## Records supplied
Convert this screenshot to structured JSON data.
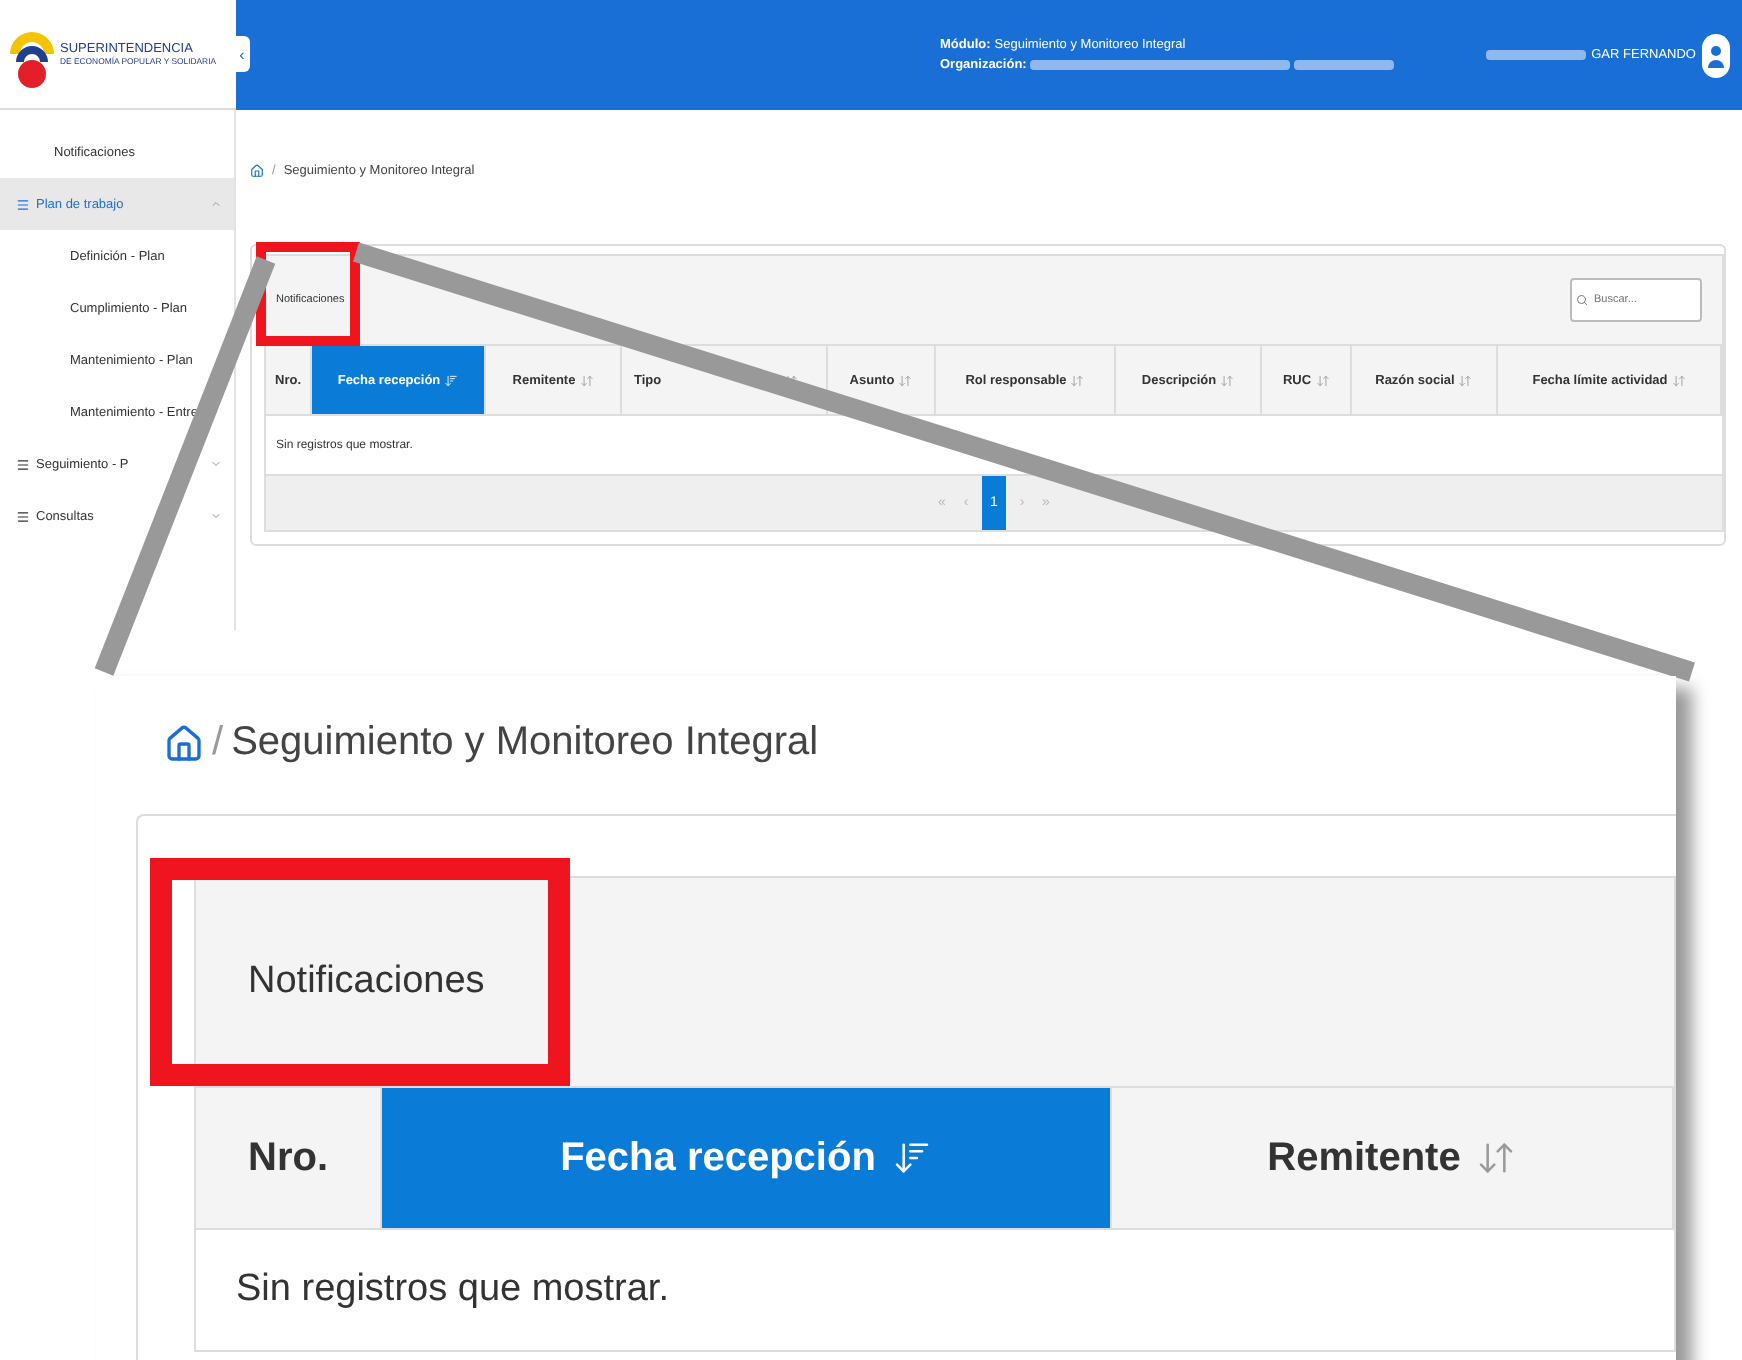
{
  "header": {
    "logo_text": "SUPERINTENDENCIA",
    "logo_subtext": "DE ECONOMÍA POPULAR Y SOLIDARIA",
    "collapse": "‹",
    "module_label": "Módulo:",
    "module": "Seguimiento y Monitoreo Integral",
    "organization_label": "Organización:",
    "user": "GAR FERNANDO"
  },
  "sidebar": {
    "items": [
      {
        "label": "Notificaciones",
        "kind": "link",
        "selected": false
      },
      {
        "label": "Plan de trabajo",
        "kind": "group",
        "selected": true,
        "expanded": true,
        "children": [
          {
            "label": "Definición - Plan"
          },
          {
            "label": "Cumplimiento - Plan"
          },
          {
            "label": "Mantenimiento - Plan"
          },
          {
            "label": "Mantenimiento - Entre"
          }
        ]
      },
      {
        "label": "Seguimiento - P",
        "kind": "group",
        "selected": false,
        "expanded": false
      },
      {
        "label": "Consultas",
        "kind": "group",
        "selected": false,
        "expanded": false
      }
    ]
  },
  "breadcrumb": {
    "separator": "/",
    "current": "Seguimiento y Monitoreo Integral"
  },
  "card": {
    "title": "Notificaciones",
    "highlighted": true,
    "search": {
      "placeholder": "Buscar..."
    },
    "columns": [
      {
        "label": "Nro.",
        "sortable": false,
        "selected": false
      },
      {
        "label": "Fecha recepción",
        "sortable": true,
        "selected": true
      },
      {
        "label": "Remitente",
        "sortable": true,
        "selected": false
      },
      {
        "label": "Tipo",
        "sortable": true,
        "selected": false
      },
      {
        "label": "Asunto",
        "sortable": true,
        "selected": false
      },
      {
        "label": "Rol responsable",
        "sortable": true,
        "selected": false
      },
      {
        "label": "Descripción",
        "sortable": true,
        "selected": false
      },
      {
        "label": "RUC",
        "sortable": true,
        "selected": false
      },
      {
        "label": "Razón social",
        "sortable": true,
        "selected": false
      },
      {
        "label": "Fecha límite actividad",
        "sortable": true,
        "selected": false
      }
    ],
    "empty": "Sin registros que mostrar.",
    "pagination": [
      {
        "label": "«",
        "selected": false
      },
      {
        "label": "‹",
        "selected": false
      },
      {
        "label": "1",
        "selected": true
      },
      {
        "label": "›",
        "selected": false
      },
      {
        "label": "»",
        "selected": false
      }
    ]
  },
  "zoom_inset": {
    "breadcrumb": {
      "separator": "/",
      "current": "Seguimiento y Monitoreo Integral"
    },
    "title": "Notificaciones",
    "highlighted": true,
    "columns": [
      {
        "label": "Nro.",
        "sortable": false,
        "selected": false
      },
      {
        "label": "Fecha recepción",
        "sortable": true,
        "selected": true
      },
      {
        "label": "Remitente",
        "sortable": true,
        "selected": false
      }
    ],
    "empty": "Sin registros que mostrar."
  }
}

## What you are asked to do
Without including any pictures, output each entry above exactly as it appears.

## Response to the task
Convert this screenshot to structured JSON data.
{
  "header": {
    "logo_text": "SUPERINTENDENCIA",
    "logo_subtext": "DE ECONOMÍA POPULAR Y SOLIDARIA",
    "collapse": "‹",
    "module_label": "Módulo:",
    "module": "Seguimiento y Monitoreo Integral",
    "organization_label": "Organización:",
    "user": "GAR FERNANDO"
  },
  "sidebar": {
    "items": [
      {
        "label": "Notificaciones",
        "kind": "link",
        "selected": false
      },
      {
        "label": "Plan de trabajo",
        "kind": "group",
        "selected": true,
        "expanded": true,
        "children": [
          {
            "label": "Definición - Plan"
          },
          {
            "label": "Cumplimiento - Plan"
          },
          {
            "label": "Mantenimiento - Plan"
          },
          {
            "label": "Mantenimiento - Entre"
          }
        ]
      },
      {
        "label": "Seguimiento - P",
        "kind": "group",
        "selected": false,
        "expanded": false
      },
      {
        "label": "Consultas",
        "kind": "group",
        "selected": false,
        "expanded": false
      }
    ]
  },
  "breadcrumb": {
    "separator": "/",
    "current": "Seguimiento y Monitoreo Integral"
  },
  "card": {
    "title": "Notificaciones",
    "highlighted": true,
    "search": {
      "placeholder": "Buscar..."
    },
    "columns": [
      {
        "label": "Nro.",
        "sortable": false,
        "selected": false
      },
      {
        "label": "Fecha recepción",
        "sortable": true,
        "selected": true
      },
      {
        "label": "Remitente",
        "sortable": true,
        "selected": false
      },
      {
        "label": "Tipo",
        "sortable": true,
        "selected": false
      },
      {
        "label": "Asunto",
        "sortable": true,
        "selected": false
      },
      {
        "label": "Rol responsable",
        "sortable": true,
        "selected": false
      },
      {
        "label": "Descripción",
        "sortable": true,
        "selected": false
      },
      {
        "label": "RUC",
        "sortable": true,
        "selected": false
      },
      {
        "label": "Razón social",
        "sortable": true,
        "selected": false
      },
      {
        "label": "Fecha límite actividad",
        "sortable": true,
        "selected": false
      }
    ],
    "empty": "Sin registros que mostrar.",
    "pagination": [
      {
        "label": "«",
        "selected": false
      },
      {
        "label": "‹",
        "selected": false
      },
      {
        "label": "1",
        "selected": true
      },
      {
        "label": "›",
        "selected": false
      },
      {
        "label": "»",
        "selected": false
      }
    ]
  },
  "zoom_inset": {
    "breadcrumb": {
      "separator": "/",
      "current": "Seguimiento y Monitoreo Integral"
    },
    "title": "Notificaciones",
    "highlighted": true,
    "columns": [
      {
        "label": "Nro.",
        "sortable": false,
        "selected": false
      },
      {
        "label": "Fecha recepción",
        "sortable": true,
        "selected": true
      },
      {
        "label": "Remitente",
        "sortable": true,
        "selected": false
      }
    ],
    "empty": "Sin registros que mostrar."
  }
}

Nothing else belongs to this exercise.